By. Charles Kennedy of Oilprice.com
Charles is a writer for Oilprice.com
A 4000 MW solar PV plant would cost Rs 50000-60000 crores to produce just 6 billion units of energy per annum- This was equivalent to the generation from an 800 MW coal based plant costing only Rs 4000 crores. Though there was no cost for fuel for a solar plant, if one takes the cost of increased capital, the cost per unit would come to Rs 15 on the conservative side, vis-à-vis Rs 3-4 from a coal based plant, based on its location and sourcing of fuel. However, the true cost of solar energy was never stated because of various incentives and tax breaks given in the name of green energy sources.
Further, just as the BHEL was mandated to put up a large solar plant, the power distribution companies were forced to buy electricity from solar plants at a high price Rs 12 per unit, which gets averaged off in the power tariff. What was forgotten was that, unlike in the developed countries, in India the capital was scarce as its investment needs are high in particular for infrastructure. So the amount of Rs 50000-60000 crores needlessly spent in pursuit of solar energy deprives funds needed for other more essential projects like, housing for the poor, roads, water supply or railways.

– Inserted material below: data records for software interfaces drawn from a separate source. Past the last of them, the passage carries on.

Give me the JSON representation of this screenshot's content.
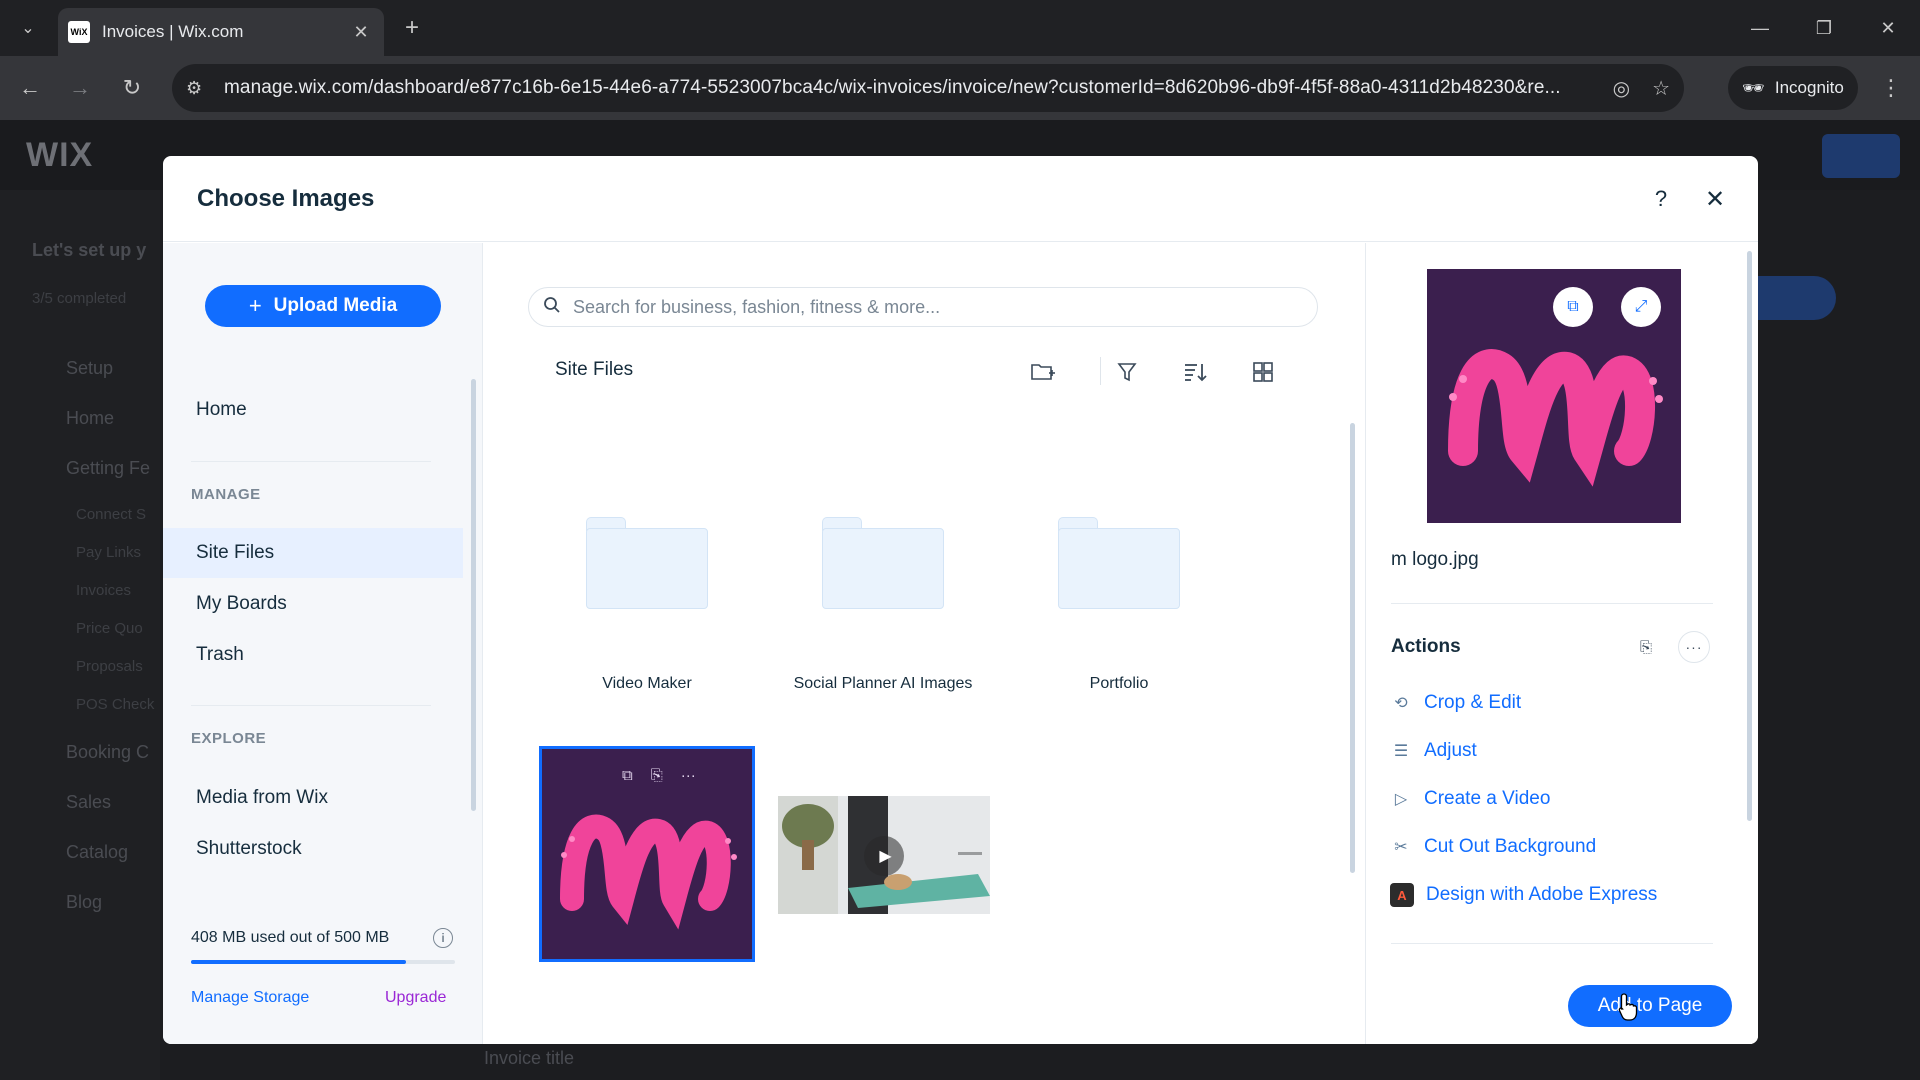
{
  "browser": {
    "tab_title": "Invoices | Wix.com",
    "favicon_text": "WiX",
    "url": "manage.wix.com/dashboard/e877c16b-6e15-44e6-a774-5523007bca4c/wix-invoices/invoice/new?customerId=8d620b96-db9f-4f5f-88a0-4311d2b48230&re...",
    "incognito_label": "Incognito"
  },
  "dashboard_bg": {
    "logo": "WIX",
    "setup_text": "Let's set up y",
    "progress_text": "3/5 completed",
    "nav": [
      "Setup",
      "Home",
      "Getting Fe",
      "Booking C",
      "Sales",
      "Catalog",
      "Blog"
    ],
    "subnav": [
      "Connect S",
      "Pay Links",
      "Invoices",
      "Price Quo",
      "Proposals",
      "POS Check"
    ],
    "bottom_text": "Invoice title"
  },
  "modal": {
    "title": "Choose Images",
    "upload_label": "Upload Media",
    "nav_home": "Home",
    "section_manage": "MANAGE",
    "nav_site_files": "Site Files",
    "nav_my_boards": "My Boards",
    "nav_trash": "Trash",
    "section_explore": "EXPLORE",
    "nav_media_from_wix": "Media from Wix",
    "nav_shutterstock": "Shutterstock",
    "storage_text": "408 MB used out of 500 MB",
    "storage_used_mb": 408,
    "storage_total_mb": 500,
    "manage_storage": "Manage Storage",
    "upgrade": "Upgrade",
    "search_placeholder": "Search for business, fashion, fitness & more...",
    "breadcrumb": "Site Files",
    "folders": [
      {
        "name": "Video Maker"
      },
      {
        "name": "Social Planner AI Images"
      },
      {
        "name": "Portfolio"
      }
    ],
    "selected_file_name": "m logo.jpg",
    "actions_title": "Actions",
    "actions": [
      {
        "label": "Crop & Edit",
        "icon": "crop-icon"
      },
      {
        "label": "Adjust",
        "icon": "sliders-icon"
      },
      {
        "label": "Create a Video",
        "icon": "video-icon"
      },
      {
        "label": "Cut Out Background",
        "icon": "scissors-icon"
      },
      {
        "label": "Design with Adobe Express",
        "icon": "adobe-express-icon"
      }
    ],
    "add_button": "Add to Page"
  },
  "colors": {
    "accent": "#116dff",
    "logo_bg": "#3b1f4e",
    "logo_pink": "#f0449a",
    "upgrade": "#9a27d5"
  }
}
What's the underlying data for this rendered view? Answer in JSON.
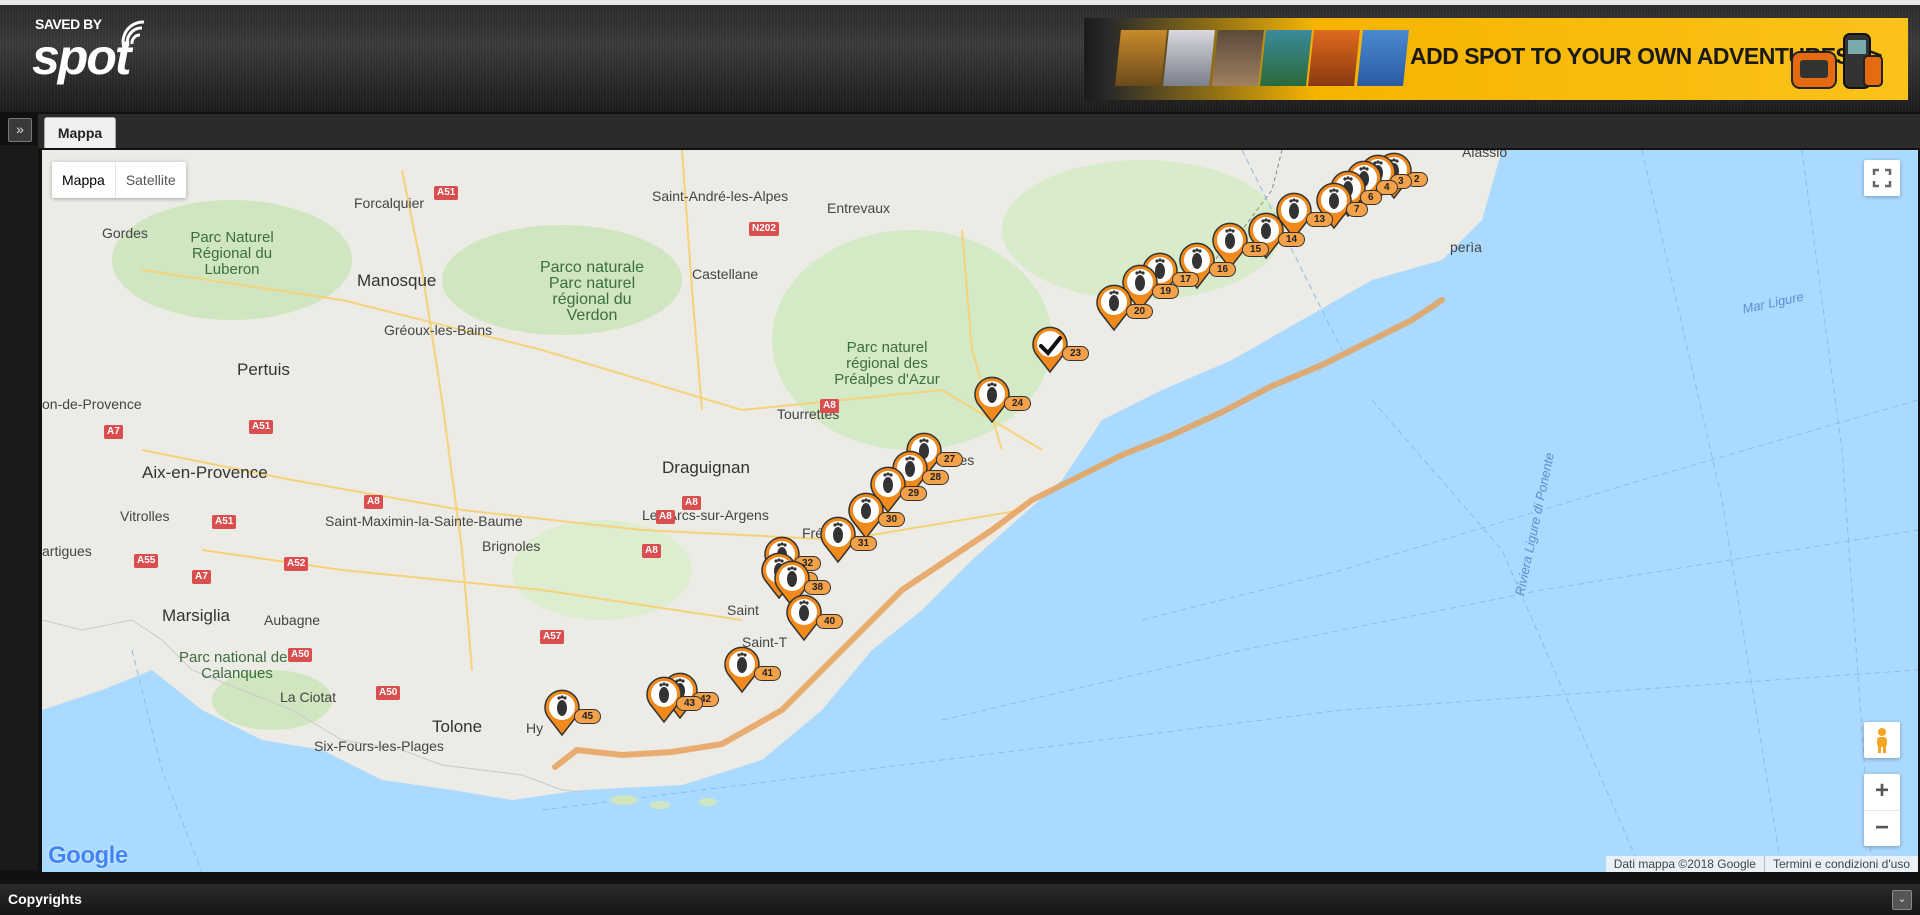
{
  "header": {
    "logo_saved_by": "SAVED BY",
    "logo_brand": "spot",
    "banner_text": "ADD SPOT TO YOUR OWN ADVENTURES >>"
  },
  "tabs": [
    {
      "label": "Mappa"
    }
  ],
  "map_controls": {
    "map_type": "Mappa",
    "satellite": "Satellite",
    "zoom_in": "+",
    "zoom_out": "−",
    "google_logo": "Google",
    "attribution": "Dati mappa ©2018 Google",
    "terms": "Termini e condizioni d'uso"
  },
  "footer": {
    "title": "Copyrights"
  },
  "place_labels": [
    {
      "text": "Alassio"
    },
    {
      "text": "Saint-André-les-Alpes"
    },
    {
      "text": "Entrevaux"
    },
    {
      "text": "Forcalquier"
    },
    {
      "text": "Gordes"
    },
    {
      "text": "Manosque"
    },
    {
      "text": "Castellane"
    },
    {
      "text": "Gréoux-les-Bains"
    },
    {
      "text": "Pertuis"
    },
    {
      "text": "on-de-Provence"
    },
    {
      "text": "Tourrettes"
    },
    {
      "text": "Aix-en-Provence"
    },
    {
      "text": "Draguignan"
    },
    {
      "text": "Vitrolles"
    },
    {
      "text": "Saint-Maximin-la-Sainte-Baume"
    },
    {
      "text": "Les Arcs-sur-Argens"
    },
    {
      "text": "Brignoles"
    },
    {
      "text": "artigues"
    },
    {
      "text": "Marsiglia"
    },
    {
      "text": "Aubagne"
    },
    {
      "text": "La Ciotat"
    },
    {
      "text": "Tolone"
    },
    {
      "text": "Six-Fours-les-Plages"
    },
    {
      "text": "Cannes"
    },
    {
      "text": "Fré"
    },
    {
      "text": "Saint"
    },
    {
      "text": "Saint-T"
    },
    {
      "text": "Hy"
    },
    {
      "text": "Ni"
    },
    {
      "text": "perìa"
    },
    {
      "text": "Mar Ligure"
    },
    {
      "text": "Riviera Ligure di Ponente"
    }
  ],
  "park_labels": [
    {
      "text": "Parc Naturel Régional du Luberon"
    },
    {
      "text": "Parco naturale Parc naturel régional du Verdon"
    },
    {
      "text": "Parc naturel régional des Préalpes d'Azur"
    },
    {
      "text": "Parc national des Calanques"
    }
  ],
  "road_labels": [
    "A51",
    "N202",
    "A51",
    "A7",
    "A8",
    "A8",
    "A8",
    "A51",
    "A52",
    "A7",
    "A55",
    "A57",
    "A50",
    "A50",
    "A8",
    "A8"
  ],
  "track_points": [
    {
      "label": "2",
      "type": "footprint"
    },
    {
      "label": "3",
      "type": "footprint"
    },
    {
      "label": "4",
      "type": "footprint"
    },
    {
      "label": "6",
      "type": "footprint"
    },
    {
      "label": "7",
      "type": "footprint"
    },
    {
      "label": "13",
      "type": "footprint"
    },
    {
      "label": "14",
      "type": "footprint"
    },
    {
      "label": "15",
      "type": "footprint"
    },
    {
      "label": "16",
      "type": "footprint"
    },
    {
      "label": "17",
      "type": "footprint"
    },
    {
      "label": "19",
      "type": "footprint"
    },
    {
      "label": "20",
      "type": "footprint"
    },
    {
      "label": "23",
      "type": "check"
    },
    {
      "label": "24",
      "type": "footprint"
    },
    {
      "label": "27",
      "type": "footprint"
    },
    {
      "label": "28",
      "type": "footprint"
    },
    {
      "label": "29",
      "type": "footprint"
    },
    {
      "label": "30",
      "type": "footprint"
    },
    {
      "label": "31",
      "type": "footprint"
    },
    {
      "label": "32",
      "type": "footprint"
    },
    {
      "label": "34",
      "type": "footprint"
    },
    {
      "label": "38",
      "type": "footprint"
    },
    {
      "label": "40",
      "type": "footprint"
    },
    {
      "label": "41",
      "type": "footprint"
    },
    {
      "label": "42",
      "type": "footprint"
    },
    {
      "label": "43",
      "type": "footprint"
    },
    {
      "label": "45",
      "type": "footprint"
    }
  ]
}
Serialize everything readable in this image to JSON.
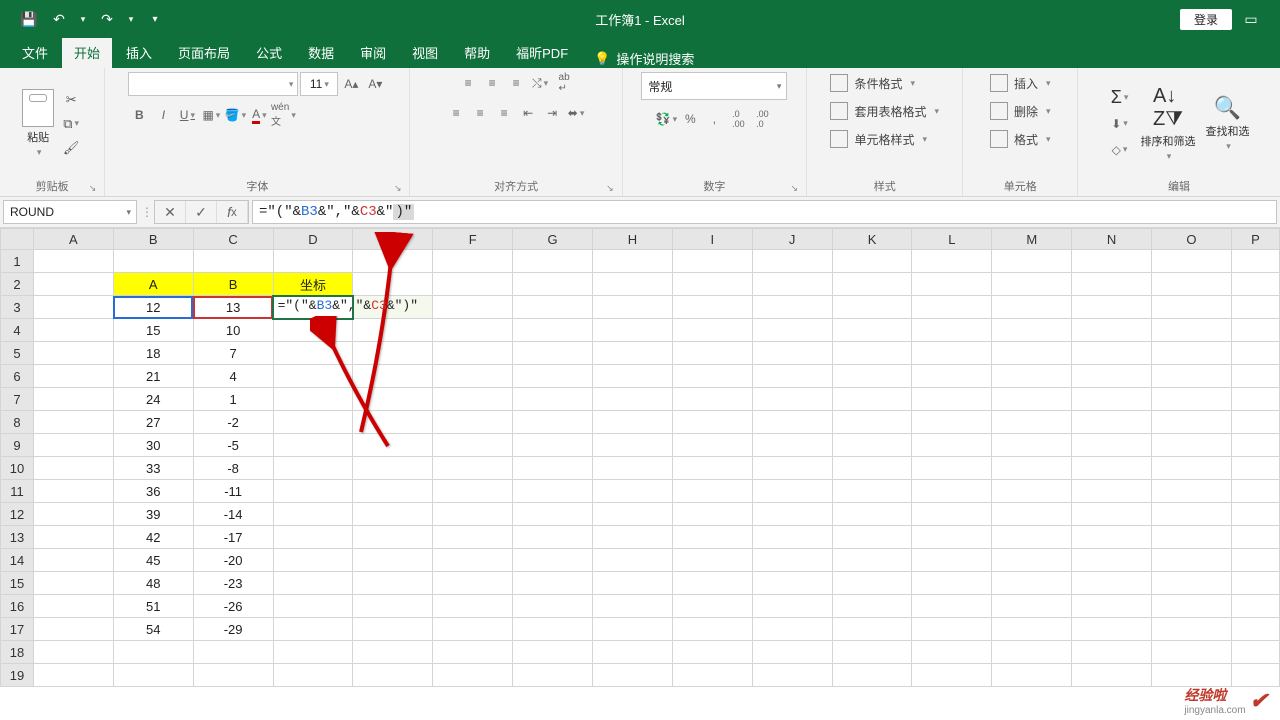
{
  "window": {
    "title_left": "工作簿1",
    "title_sep": " - ",
    "title_app": "Excel",
    "login": "登录"
  },
  "qat": {
    "save": "save-icon",
    "undo": "undo-icon",
    "redo": "redo-icon",
    "customize": "customize-qat-icon"
  },
  "tabs": {
    "file": "文件",
    "home": "开始",
    "insert": "插入",
    "layout": "页面布局",
    "formulas": "公式",
    "data": "数据",
    "review": "审阅",
    "view": "视图",
    "help": "帮助",
    "foxit": "福昕PDF",
    "tellme": "操作说明搜索"
  },
  "groups": {
    "clipboard": "剪贴板",
    "paste": "粘贴",
    "font": "字体",
    "align": "对齐方式",
    "number": "数字",
    "styles": "样式",
    "cells": "单元格",
    "editing": "编辑"
  },
  "font": {
    "name": "",
    "size": "11",
    "bold": "B",
    "italic": "I",
    "underline": "U"
  },
  "number_format": "常规",
  "styles_items": {
    "cond": "条件格式",
    "table": "套用表格格式",
    "cell": "单元格样式"
  },
  "cells_items": {
    "insert": "插入",
    "delete": "删除",
    "format": "格式"
  },
  "editing_items": {
    "sort": "排序和筛选",
    "find": "查找和选"
  },
  "name_box": "ROUND",
  "formula": {
    "p1": "=\"(\"&",
    "ref1": "B3",
    "p2": "&\",\"&",
    "ref2": "C3",
    "p3": "&\"",
    "p4": ")\""
  },
  "headers": {
    "A": "A",
    "B": "B",
    "C": "C",
    "D": "D",
    "E": "E",
    "F": "F",
    "G": "G",
    "H": "H",
    "I": "I",
    "J": "J",
    "K": "K",
    "L": "L",
    "M": "M",
    "N": "N",
    "O": "O",
    "P": "P"
  },
  "sheet": {
    "header_row": {
      "B": "A",
      "C": "B",
      "D": "坐标"
    },
    "rows": [
      {
        "r": 3,
        "B": "12",
        "C": "13",
        "D_formula": true
      },
      {
        "r": 4,
        "B": "15",
        "C": "10"
      },
      {
        "r": 5,
        "B": "18",
        "C": "7"
      },
      {
        "r": 6,
        "B": "21",
        "C": "4"
      },
      {
        "r": 7,
        "B": "24",
        "C": "1"
      },
      {
        "r": 8,
        "B": "27",
        "C": "-2"
      },
      {
        "r": 9,
        "B": "30",
        "C": "-5"
      },
      {
        "r": 10,
        "B": "33",
        "C": "-8"
      },
      {
        "r": 11,
        "B": "36",
        "C": "-11"
      },
      {
        "r": 12,
        "B": "39",
        "C": "-14"
      },
      {
        "r": 13,
        "B": "42",
        "C": "-17"
      },
      {
        "r": 14,
        "B": "45",
        "C": "-20"
      },
      {
        "r": 15,
        "B": "48",
        "C": "-23"
      },
      {
        "r": 16,
        "B": "51",
        "C": "-26"
      },
      {
        "r": 17,
        "B": "54",
        "C": "-29"
      }
    ]
  },
  "watermark": {
    "main": "经验啦",
    "sub": "jingyanla.com"
  }
}
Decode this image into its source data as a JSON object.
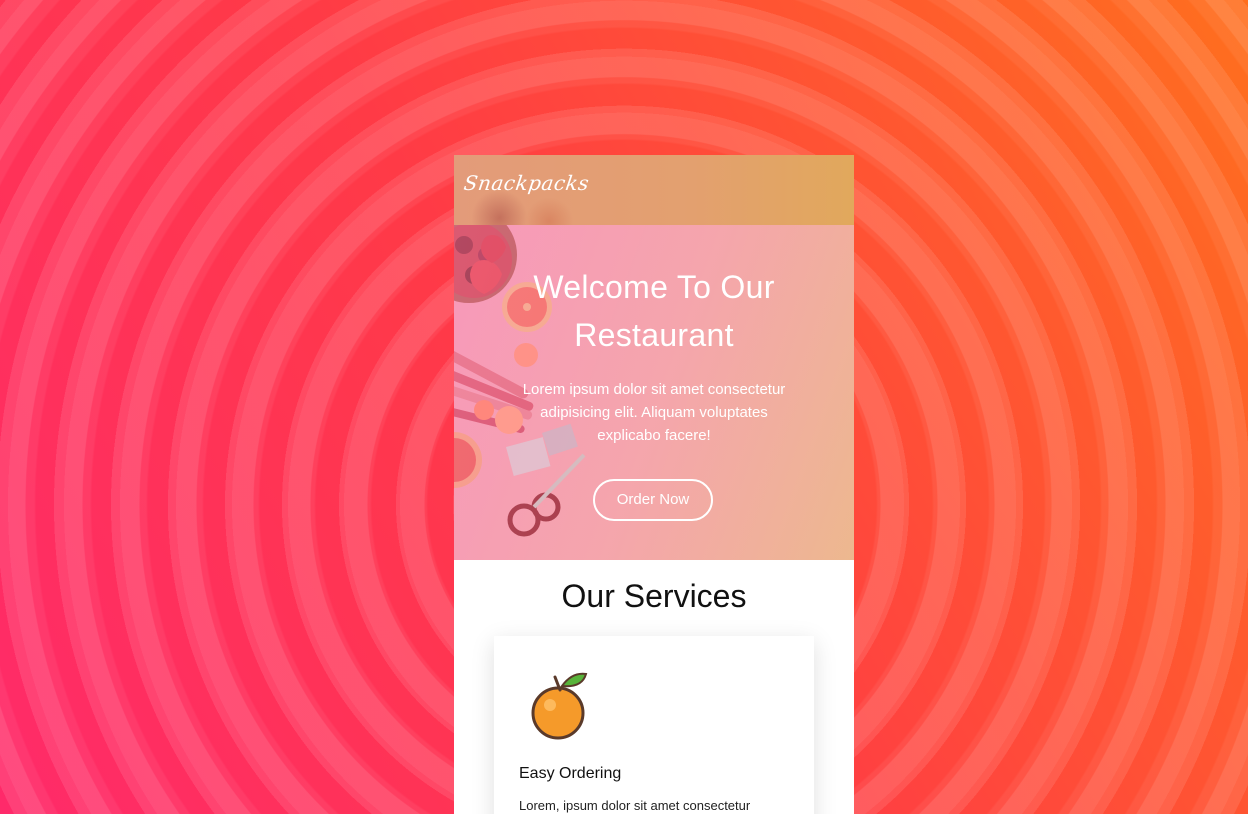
{
  "brand": {
    "logo": "Snackpacks"
  },
  "hero": {
    "title": "Welcome To Our Restaurant",
    "text": "Lorem ipsum dolor sit amet consectetur adipisicing elit. Aliquam voluptates explicabo facere!",
    "cta_label": "Order Now"
  },
  "services": {
    "title": "Our Services",
    "cards": [
      {
        "icon": "orange-icon",
        "title": "Easy Ordering",
        "text": "Lorem, ipsum dolor sit amet consectetur"
      }
    ]
  },
  "colors": {
    "background_start": "#ff2a6a",
    "background_end": "#ff6f1e",
    "header": "#e3a06f",
    "hero_overlay": "#f39ab8"
  }
}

There is another disadvantage to solar power, as it was not available during the peak hours, which fall between 18-22 hours, when the sun was out of sight. The net result was that the solar capacity will have to be duplicated with conventional power in order to meet the peak demand. Conversely, when the solar power was available during the daytime other plants will have to back down thereby adding to the idle capacity.
It is to be noted that the USA, where there was no scarcity of capital, has not found it worthwhile to go for solar energy in a big way. Out of a total generation 4100 billion units in 2011, the solar generation was 0.04 percent, as against 42 percent from coal based plants, 25 percent from gas, 19 percent from Nuclear and 8 percent from Hydro.
Therefore it makes no sense to go after solar plants before first achieving self sufficiency in power as well as meeting other infrastructural needs.
This is not to ignore the importance of solar power as a clean and future source of energy. But by deferring the investments, India stands to gain; as the technology advances the cost of plants will come down.